TASK TO COMPLETE :: Character for character, write out the data below.

Data extracted from a collection
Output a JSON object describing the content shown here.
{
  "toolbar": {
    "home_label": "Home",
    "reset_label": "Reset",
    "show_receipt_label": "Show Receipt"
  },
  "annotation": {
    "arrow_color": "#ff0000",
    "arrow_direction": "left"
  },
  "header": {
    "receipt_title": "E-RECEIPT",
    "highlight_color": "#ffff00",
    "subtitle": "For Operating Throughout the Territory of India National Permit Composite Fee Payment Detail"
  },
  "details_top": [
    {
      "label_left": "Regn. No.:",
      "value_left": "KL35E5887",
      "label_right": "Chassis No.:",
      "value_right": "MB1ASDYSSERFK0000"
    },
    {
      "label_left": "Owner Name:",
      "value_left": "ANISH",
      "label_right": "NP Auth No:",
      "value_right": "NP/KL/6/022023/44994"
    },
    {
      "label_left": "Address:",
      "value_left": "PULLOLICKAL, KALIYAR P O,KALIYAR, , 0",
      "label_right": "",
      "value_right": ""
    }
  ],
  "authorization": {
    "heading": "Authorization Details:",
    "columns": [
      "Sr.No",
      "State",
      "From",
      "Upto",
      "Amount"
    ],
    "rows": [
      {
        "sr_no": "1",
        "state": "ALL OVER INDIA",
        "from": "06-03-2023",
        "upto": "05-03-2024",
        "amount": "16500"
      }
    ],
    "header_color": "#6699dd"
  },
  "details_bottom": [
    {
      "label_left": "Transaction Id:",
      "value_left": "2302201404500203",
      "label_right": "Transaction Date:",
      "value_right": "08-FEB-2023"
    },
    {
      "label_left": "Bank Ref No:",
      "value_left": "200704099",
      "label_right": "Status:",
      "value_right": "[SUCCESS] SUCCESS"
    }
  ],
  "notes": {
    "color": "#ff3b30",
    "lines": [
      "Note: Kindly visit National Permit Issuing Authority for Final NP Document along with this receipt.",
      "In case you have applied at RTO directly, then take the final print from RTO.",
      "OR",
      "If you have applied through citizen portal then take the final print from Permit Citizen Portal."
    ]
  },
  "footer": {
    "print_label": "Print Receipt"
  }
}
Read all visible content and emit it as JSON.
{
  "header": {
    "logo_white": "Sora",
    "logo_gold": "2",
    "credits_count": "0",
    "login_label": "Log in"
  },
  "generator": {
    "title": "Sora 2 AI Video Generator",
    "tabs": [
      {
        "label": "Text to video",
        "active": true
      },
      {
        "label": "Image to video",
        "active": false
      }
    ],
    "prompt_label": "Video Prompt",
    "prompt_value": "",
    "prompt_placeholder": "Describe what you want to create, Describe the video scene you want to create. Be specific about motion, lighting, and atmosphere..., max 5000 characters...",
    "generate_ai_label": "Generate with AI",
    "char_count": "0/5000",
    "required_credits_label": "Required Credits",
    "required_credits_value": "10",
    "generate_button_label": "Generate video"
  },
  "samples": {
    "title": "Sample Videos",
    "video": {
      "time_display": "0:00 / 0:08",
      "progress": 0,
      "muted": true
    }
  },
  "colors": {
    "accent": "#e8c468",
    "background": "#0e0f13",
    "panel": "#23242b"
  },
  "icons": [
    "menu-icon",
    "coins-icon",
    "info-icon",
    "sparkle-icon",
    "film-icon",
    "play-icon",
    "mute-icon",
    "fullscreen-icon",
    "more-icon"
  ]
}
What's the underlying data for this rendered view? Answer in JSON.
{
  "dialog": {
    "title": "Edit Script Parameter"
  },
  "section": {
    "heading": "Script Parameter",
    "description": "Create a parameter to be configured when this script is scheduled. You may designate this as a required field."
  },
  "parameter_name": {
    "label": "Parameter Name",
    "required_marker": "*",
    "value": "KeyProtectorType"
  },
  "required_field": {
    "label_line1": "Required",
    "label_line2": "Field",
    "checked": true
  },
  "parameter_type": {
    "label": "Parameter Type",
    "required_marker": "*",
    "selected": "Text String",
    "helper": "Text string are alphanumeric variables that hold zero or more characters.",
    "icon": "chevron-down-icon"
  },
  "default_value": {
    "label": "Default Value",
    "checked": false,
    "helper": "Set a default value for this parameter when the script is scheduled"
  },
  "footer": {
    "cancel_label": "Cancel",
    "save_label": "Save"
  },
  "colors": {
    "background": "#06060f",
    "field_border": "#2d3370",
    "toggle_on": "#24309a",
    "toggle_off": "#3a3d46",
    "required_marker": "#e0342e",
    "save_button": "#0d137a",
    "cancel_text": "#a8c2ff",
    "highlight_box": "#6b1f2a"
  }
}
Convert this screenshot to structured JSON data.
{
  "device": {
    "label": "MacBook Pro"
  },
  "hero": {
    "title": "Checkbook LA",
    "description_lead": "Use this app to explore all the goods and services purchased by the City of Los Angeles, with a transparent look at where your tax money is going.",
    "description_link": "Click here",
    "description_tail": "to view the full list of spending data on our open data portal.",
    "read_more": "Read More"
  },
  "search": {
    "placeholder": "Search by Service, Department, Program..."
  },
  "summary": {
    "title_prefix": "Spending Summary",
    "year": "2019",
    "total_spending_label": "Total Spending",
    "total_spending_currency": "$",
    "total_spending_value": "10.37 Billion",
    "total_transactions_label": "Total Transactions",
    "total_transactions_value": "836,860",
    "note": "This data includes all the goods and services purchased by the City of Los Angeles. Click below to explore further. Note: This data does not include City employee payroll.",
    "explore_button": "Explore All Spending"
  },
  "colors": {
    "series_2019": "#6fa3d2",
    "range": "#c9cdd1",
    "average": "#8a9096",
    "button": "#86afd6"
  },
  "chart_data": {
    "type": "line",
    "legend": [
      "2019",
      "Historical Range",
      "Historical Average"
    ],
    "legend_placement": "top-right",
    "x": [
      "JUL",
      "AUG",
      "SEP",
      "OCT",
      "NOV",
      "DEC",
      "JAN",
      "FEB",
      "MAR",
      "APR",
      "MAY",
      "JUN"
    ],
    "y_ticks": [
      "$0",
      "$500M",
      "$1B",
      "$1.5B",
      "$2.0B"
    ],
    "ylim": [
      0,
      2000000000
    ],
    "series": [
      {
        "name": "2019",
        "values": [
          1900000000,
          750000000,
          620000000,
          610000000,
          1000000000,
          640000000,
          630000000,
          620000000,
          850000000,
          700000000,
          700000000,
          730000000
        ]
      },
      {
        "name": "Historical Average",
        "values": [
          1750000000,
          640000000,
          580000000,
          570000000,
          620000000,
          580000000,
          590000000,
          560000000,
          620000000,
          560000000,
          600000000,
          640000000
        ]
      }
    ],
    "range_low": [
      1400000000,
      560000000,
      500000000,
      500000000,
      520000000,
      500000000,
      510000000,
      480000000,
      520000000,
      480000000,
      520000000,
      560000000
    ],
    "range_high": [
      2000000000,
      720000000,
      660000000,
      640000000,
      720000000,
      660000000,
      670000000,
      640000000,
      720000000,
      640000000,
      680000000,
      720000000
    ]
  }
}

ANSWER SPACE ::
Output a JSON object describing the content shown here.
{
  "toolbar": {
    "home_label": "Home",
    "reset_label": "Reset",
    "show_receipt_label": "Show Receipt"
  },
  "annotation": {
    "arrow_color": "#ff0000",
    "arrow_direction": "left"
  },
  "header": {
    "receipt_title": "E-RECEIPT",
    "highlight_color": "#ffff00",
    "subtitle": "For Operating Throughout the Territory of India National Permit Composite Fee Payment Detail"
  },
  "details_top": [
    {
      "label_left": "Regn. No.:",
      "value_left": "KL35E5887",
      "label_right": "Chassis No.:",
      "value_right": "MB1ASDYSSERFK0000"
    },
    {
      "label_left": "Owner Name:",
      "value_left": "ANISH",
      "label_right": "NP Auth No:",
      "value_right": "NP/KL/6/022023/44994"
    },
    {
      "label_left": "Address:",
      "value_left": "PULLOLICKAL, KALIYAR P O,KALIYAR, , 0",
      "label_right": "",
      "value_right": ""
    }
  ],
  "authorization": {
    "heading": "Authorization Details:",
    "columns": [
      "Sr.No",
      "State",
      "From",
      "Upto",
      "Amount"
    ],
    "rows": [
      {
        "sr_no": "1",
        "state": "ALL OVER INDIA",
        "from": "06-03-2023",
        "upto": "05-03-2024",
        "amount": "16500"
      }
    ],
    "header_color": "#6699dd"
  },
  "details_bottom": [
    {
      "label_left": "Transaction Id:",
      "value_left": "2302201404500203",
      "label_right": "Transaction Date:",
      "value_right": "08-FEB-2023"
    },
    {
      "label_left": "Bank Ref No:",
      "value_left": "200704099",
      "label_right": "Status:",
      "value_right": "[SUCCESS] SUCCESS"
    }
  ],
  "notes": {
    "color": "#ff3b30",
    "lines": [
      "Note: Kindly visit National Permit Issuing Authority for Final NP Document along with this receipt.",
      "In case you have applied at RTO directly, then take the final print from RTO.",
      "OR",
      "If you have applied through citizen portal then take the final print from Permit Citizen Portal."
    ]
  },
  "footer": {
    "print_label": "Print Receipt"
  }
}
Read all visible content and emit it as JSON.
{
  "header": {
    "logo_white": "Sora",
    "logo_gold": "2",
    "credits_count": "0",
    "login_label": "Log in"
  },
  "generator": {
    "title": "Sora 2 AI Video Generator",
    "tabs": [
      {
        "label": "Text to video",
        "active": true
      },
      {
        "label": "Image to video",
        "active": false
      }
    ],
    "prompt_label": "Video Prompt",
    "prompt_value": "",
    "prompt_placeholder": "Describe what you want to create, Describe the video scene you want to create. Be specific about motion, lighting, and atmosphere..., max 5000 characters...",
    "generate_ai_label": "Generate with AI",
    "char_count": "0/5000",
    "required_credits_label": "Required Credits",
    "required_credits_value": "10",
    "generate_button_label": "Generate video"
  },
  "samples": {
    "title": "Sample Videos",
    "video": {
      "time_display": "0:00 / 0:08",
      "progress": 0,
      "muted": true
    }
  },
  "colors": {
    "accent": "#e8c468",
    "background": "#0e0f13",
    "panel": "#23242b"
  },
  "icons": [
    "menu-icon",
    "coins-icon",
    "info-icon",
    "sparkle-icon",
    "film-icon",
    "play-icon",
    "mute-icon",
    "fullscreen-icon",
    "more-icon"
  ]
}
What's the underlying data for this rendered view? Answer in JSON.
{
  "dialog": {
    "title": "Edit Script Parameter"
  },
  "section": {
    "heading": "Script Parameter",
    "description": "Create a parameter to be configured when this script is scheduled. You may designate this as a required field."
  },
  "parameter_name": {
    "label": "Parameter Name",
    "required_marker": "*",
    "value": "KeyProtectorType"
  },
  "required_field": {
    "label_line1": "Required",
    "label_line2": "Field",
    "checked": true
  },
  "parameter_type": {
    "label": "Parameter Type",
    "required_marker": "*",
    "selected": "Text String",
    "helper": "Text string are alphanumeric variables that hold zero or more characters.",
    "icon": "chevron-down-icon"
  },
  "default_value": {
    "label": "Default Value",
    "checked": false,
    "helper": "Set a default value for this parameter when the script is scheduled"
  },
  "footer": {
    "cancel_label": "Cancel",
    "save_label": "Save"
  },
  "colors": {
    "background": "#06060f",
    "field_border": "#2d3370",
    "toggle_on": "#24309a",
    "toggle_off": "#3a3d46",
    "required_marker": "#e0342e",
    "save_button": "#0d137a",
    "cancel_text": "#a8c2ff",
    "highlight_box": "#6b1f2a"
  }
}
Convert this screenshot to structured JSON data.
{
  "device": {
    "label": "MacBook Pro"
  },
  "hero": {
    "title": "Checkbook LA",
    "description_lead": "Use this app to explore all the goods and services purchased by the City of Los Angeles, with a transparent look at where your tax money is going.",
    "description_link": "Click here",
    "description_tail": "to view the full list of spending data on our open data portal.",
    "read_more": "Read More"
  },
  "search": {
    "placeholder": "Search by Service, Department, Program..."
  },
  "summary": {
    "title_prefix": "Spending Summary",
    "year": "2019",
    "total_spending_label": "Total Spending",
    "total_spending_currency": "$",
    "total_spending_value": "10.37 Billion",
    "total_transactions_label": "Total Transactions",
    "total_transactions_value": "836,860",
    "note": "This data includes all the goods and services purchased by the City of Los Angeles. Click below to explore further. Note: This data does not include City employee payroll.",
    "explore_button": "Explore All Spending"
  },
  "colors": {
    "series_2019": "#6fa3d2",
    "range": "#c9cdd1",
    "average": "#8a9096",
    "button": "#86afd6"
  },
  "chart_data": {
    "type": "line",
    "legend": [
      "2019",
      "Historical Range",
      "Historical Average"
    ],
    "legend_placement": "top-right",
    "x": [
      "JUL",
      "AUG",
      "SEP",
      "OCT",
      "NOV",
      "DEC",
      "JAN",
      "FEB",
      "MAR",
      "APR",
      "MAY",
      "JUN"
    ],
    "y_ticks": [
      "$0",
      "$500M",
      "$1B",
      "$1.5B",
      "$2.0B"
    ],
    "ylim": [
      0,
      2000000000
    ],
    "series": [
      {
        "name": "2019",
        "values": [
          1900000000,
          750000000,
          620000000,
          610000000,
          1000000000,
          640000000,
          630000000,
          620000000,
          850000000,
          700000000,
          700000000,
          730000000
        ]
      },
      {
        "name": "Historical Average",
        "values": [
          1750000000,
          640000000,
          580000000,
          570000000,
          620000000,
          580000000,
          590000000,
          560000000,
          620000000,
          560000000,
          600000000,
          640000000
        ]
      }
    ],
    "range_low": [
      1400000000,
      560000000,
      500000000,
      500000000,
      520000000,
      500000000,
      510000000,
      480000000,
      520000000,
      480000000,
      520000000,
      560000000
    ],
    "range_high": [
      2000000000,
      720000000,
      660000000,
      640000000,
      720000000,
      660000000,
      670000000,
      640000000,
      720000000,
      640000000,
      680000000,
      720000000
    ]
  }
}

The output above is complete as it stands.